“We’ve had three weeks of heavy rains, and we just can’t takeany more,” he said.

Several roads in District Three are already down to one lane oftraffic, he said. Some places repaired have washed out again.

“Some of them have already been repaired twice,” Williamsonsaid. “It just won’t let up long enough for us to fix themproperly.”

Williamson said roads now down to one lane include Raiford,Dixon, Fox, and McCullough. Preliminary reports indicate there mayalso be others that he is not aware of yet, he said.

Fortunately, he said, no new bridges have had to be closed.

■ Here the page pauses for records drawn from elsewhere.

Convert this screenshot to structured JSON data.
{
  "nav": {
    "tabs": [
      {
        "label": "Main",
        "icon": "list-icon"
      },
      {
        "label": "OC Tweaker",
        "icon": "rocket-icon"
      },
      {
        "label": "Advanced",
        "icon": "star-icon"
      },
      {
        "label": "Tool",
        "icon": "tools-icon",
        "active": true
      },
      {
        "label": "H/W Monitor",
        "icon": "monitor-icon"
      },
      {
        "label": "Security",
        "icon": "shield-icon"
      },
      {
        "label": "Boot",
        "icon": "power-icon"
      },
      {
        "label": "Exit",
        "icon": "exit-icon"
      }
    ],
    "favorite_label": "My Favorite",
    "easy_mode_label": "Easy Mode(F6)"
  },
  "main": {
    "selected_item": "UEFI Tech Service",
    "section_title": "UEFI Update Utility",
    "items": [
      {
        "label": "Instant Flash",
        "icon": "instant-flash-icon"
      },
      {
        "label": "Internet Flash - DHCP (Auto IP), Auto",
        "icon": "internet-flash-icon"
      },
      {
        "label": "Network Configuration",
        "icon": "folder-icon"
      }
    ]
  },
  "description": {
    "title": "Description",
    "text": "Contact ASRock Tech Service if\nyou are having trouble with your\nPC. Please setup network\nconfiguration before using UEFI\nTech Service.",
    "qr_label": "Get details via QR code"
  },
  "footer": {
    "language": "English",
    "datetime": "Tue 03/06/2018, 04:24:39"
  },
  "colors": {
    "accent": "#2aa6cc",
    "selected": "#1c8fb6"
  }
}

District Two Supervisor Bobby Watts is in Washington this weekworking to secure more federal funding for local roads, but hiswife Audrey said the district is “OK.”

“(Crews) went out all day yesterday and fixed all the wash-outsthey found,” she said. “We haven’t had any major damage yet.”

She was worried what Wednesday would bring, though.

“I don’t know what tonight holds though. They’re forecastingsome pretty heavy rains,” she said.

Williamson recommended drivers travel with caution Wednesdaymorning and said they may want to avoid low-lying roads ifpossible. Hog Chain, Mt. Olive and Junction Roads, Legacy Lane andTopisaw Drive are traditionally easily flooded, he added.

The situation appears somewhat brighter in Lawrence County, butCivil Defense Director Robert Patterson also urged caution.

“It’s going to close some roads, I imagine,” he said, “but Idon’t think we’ll be in dire straits. I imagine some roads willclose temporarily until the water recedes.”

Rains yesterday closed Hoover Hammond and River Roads around2:30 p.m. They were reopened later yesterday for regulartraffic.

“They weren’t damaged badly, water just closed them in,” hesaid. “It just rose too fast and when the water receded theyreopened it.”

Although Lawrence County reported no home damage, a house on OldHighway 51 here was damaged.